WHAT YOU WILL DO | Go through the listing and copy each line with the string "retweet".

INPUT FOR THIS TASK |
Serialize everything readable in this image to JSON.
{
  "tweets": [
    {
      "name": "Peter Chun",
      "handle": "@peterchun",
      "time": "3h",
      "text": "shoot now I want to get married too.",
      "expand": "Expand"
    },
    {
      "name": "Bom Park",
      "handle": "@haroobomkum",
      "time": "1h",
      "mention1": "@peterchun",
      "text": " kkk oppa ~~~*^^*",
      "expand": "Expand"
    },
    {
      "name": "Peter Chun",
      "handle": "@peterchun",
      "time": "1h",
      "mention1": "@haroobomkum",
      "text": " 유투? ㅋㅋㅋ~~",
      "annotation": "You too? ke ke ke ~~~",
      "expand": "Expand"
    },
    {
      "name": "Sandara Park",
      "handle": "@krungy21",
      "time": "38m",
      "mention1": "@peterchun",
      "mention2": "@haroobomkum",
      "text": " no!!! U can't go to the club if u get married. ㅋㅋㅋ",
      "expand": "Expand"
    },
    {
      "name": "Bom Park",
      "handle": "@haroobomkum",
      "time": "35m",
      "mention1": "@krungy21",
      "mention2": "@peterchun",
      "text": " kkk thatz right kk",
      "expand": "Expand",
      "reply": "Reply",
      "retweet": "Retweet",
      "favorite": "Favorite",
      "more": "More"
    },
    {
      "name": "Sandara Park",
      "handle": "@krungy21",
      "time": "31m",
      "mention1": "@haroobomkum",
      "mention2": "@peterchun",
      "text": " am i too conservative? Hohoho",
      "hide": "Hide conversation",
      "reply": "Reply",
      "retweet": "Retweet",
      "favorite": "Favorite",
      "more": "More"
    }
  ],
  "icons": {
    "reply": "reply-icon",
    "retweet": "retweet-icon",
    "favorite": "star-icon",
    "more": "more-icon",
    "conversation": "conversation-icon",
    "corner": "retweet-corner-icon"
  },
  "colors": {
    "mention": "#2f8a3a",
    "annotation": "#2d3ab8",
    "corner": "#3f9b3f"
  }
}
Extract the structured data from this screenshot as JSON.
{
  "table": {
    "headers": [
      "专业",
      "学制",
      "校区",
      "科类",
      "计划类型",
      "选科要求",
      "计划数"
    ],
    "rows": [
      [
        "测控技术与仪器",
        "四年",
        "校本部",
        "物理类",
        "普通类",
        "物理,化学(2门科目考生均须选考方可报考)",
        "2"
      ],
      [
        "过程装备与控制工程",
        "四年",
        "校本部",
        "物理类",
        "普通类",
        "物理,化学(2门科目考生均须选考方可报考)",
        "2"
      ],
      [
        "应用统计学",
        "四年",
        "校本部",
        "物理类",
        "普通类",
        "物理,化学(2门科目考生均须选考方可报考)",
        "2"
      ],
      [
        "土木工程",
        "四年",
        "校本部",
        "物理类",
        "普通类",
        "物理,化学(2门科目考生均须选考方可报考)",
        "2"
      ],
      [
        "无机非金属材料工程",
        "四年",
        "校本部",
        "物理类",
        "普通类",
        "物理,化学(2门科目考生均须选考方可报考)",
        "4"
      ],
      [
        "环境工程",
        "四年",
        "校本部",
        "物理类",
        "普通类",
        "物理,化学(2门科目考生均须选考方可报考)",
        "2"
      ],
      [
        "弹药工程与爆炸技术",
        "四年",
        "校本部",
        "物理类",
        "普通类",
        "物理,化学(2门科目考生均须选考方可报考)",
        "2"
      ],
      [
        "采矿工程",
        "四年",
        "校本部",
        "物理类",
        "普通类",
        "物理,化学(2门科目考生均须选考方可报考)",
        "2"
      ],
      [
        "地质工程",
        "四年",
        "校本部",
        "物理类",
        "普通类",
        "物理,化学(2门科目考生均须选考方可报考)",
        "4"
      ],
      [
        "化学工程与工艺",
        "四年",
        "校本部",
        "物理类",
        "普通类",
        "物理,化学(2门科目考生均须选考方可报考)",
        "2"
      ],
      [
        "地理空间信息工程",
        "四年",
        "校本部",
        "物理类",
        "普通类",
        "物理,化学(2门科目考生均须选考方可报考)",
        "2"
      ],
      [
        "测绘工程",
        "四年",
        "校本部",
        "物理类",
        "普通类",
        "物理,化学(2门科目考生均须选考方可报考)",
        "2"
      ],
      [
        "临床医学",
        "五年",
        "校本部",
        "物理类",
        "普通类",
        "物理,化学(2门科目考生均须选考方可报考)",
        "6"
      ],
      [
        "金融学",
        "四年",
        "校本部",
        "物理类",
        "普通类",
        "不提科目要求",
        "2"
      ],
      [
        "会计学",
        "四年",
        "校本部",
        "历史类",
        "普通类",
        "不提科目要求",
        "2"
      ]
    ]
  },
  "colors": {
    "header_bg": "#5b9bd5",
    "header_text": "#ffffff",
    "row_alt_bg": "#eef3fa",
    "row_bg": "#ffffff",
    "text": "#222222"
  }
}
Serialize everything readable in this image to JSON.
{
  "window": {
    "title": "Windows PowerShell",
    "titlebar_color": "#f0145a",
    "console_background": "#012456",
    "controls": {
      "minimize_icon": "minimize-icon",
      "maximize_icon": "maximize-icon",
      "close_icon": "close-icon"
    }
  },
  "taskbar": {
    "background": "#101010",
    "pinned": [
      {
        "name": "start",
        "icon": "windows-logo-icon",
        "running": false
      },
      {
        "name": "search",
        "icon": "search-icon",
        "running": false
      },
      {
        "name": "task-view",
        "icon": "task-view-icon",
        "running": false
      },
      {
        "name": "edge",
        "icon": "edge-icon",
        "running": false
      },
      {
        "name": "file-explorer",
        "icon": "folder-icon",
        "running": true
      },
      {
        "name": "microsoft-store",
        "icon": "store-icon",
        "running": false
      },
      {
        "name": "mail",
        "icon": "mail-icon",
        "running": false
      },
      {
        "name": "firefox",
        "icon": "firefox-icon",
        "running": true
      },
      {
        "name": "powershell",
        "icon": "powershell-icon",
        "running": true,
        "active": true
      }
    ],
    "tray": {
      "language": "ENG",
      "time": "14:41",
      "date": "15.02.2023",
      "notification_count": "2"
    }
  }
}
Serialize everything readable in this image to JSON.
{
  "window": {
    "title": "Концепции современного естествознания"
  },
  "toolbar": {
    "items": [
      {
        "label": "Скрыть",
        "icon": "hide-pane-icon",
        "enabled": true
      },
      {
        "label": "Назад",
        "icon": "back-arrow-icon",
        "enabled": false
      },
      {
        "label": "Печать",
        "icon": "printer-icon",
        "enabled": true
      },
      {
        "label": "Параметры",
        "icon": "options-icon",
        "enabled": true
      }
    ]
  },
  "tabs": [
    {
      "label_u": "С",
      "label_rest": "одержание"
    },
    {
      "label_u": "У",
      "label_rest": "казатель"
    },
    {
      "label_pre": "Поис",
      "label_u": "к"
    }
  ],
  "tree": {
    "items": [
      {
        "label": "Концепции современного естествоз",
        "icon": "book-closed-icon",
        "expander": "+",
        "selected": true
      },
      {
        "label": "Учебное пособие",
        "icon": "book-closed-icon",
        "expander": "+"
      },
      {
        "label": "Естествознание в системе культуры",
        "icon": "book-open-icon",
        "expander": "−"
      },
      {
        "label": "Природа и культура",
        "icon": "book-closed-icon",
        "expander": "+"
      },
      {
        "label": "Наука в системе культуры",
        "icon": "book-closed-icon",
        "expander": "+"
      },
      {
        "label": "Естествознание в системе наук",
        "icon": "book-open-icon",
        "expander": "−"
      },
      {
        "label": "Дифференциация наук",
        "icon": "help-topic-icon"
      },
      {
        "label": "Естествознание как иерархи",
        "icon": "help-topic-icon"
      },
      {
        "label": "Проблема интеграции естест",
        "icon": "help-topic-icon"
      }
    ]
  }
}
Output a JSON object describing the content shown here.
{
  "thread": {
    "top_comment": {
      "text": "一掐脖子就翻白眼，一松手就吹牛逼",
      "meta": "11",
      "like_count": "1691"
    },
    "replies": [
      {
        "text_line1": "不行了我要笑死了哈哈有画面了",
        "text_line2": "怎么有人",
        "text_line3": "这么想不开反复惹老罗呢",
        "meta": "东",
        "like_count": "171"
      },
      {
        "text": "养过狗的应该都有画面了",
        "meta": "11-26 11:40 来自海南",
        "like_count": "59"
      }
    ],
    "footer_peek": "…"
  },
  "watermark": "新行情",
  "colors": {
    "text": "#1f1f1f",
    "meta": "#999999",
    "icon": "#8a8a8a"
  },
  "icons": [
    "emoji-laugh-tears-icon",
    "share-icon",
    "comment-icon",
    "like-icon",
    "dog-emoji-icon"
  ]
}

RESULT OF THE TASK |
      "retweet": "Retweet",
      "retweet": "Retweet",
    "retweet": "retweet-icon",
    "corner": "retweet-corner-icon"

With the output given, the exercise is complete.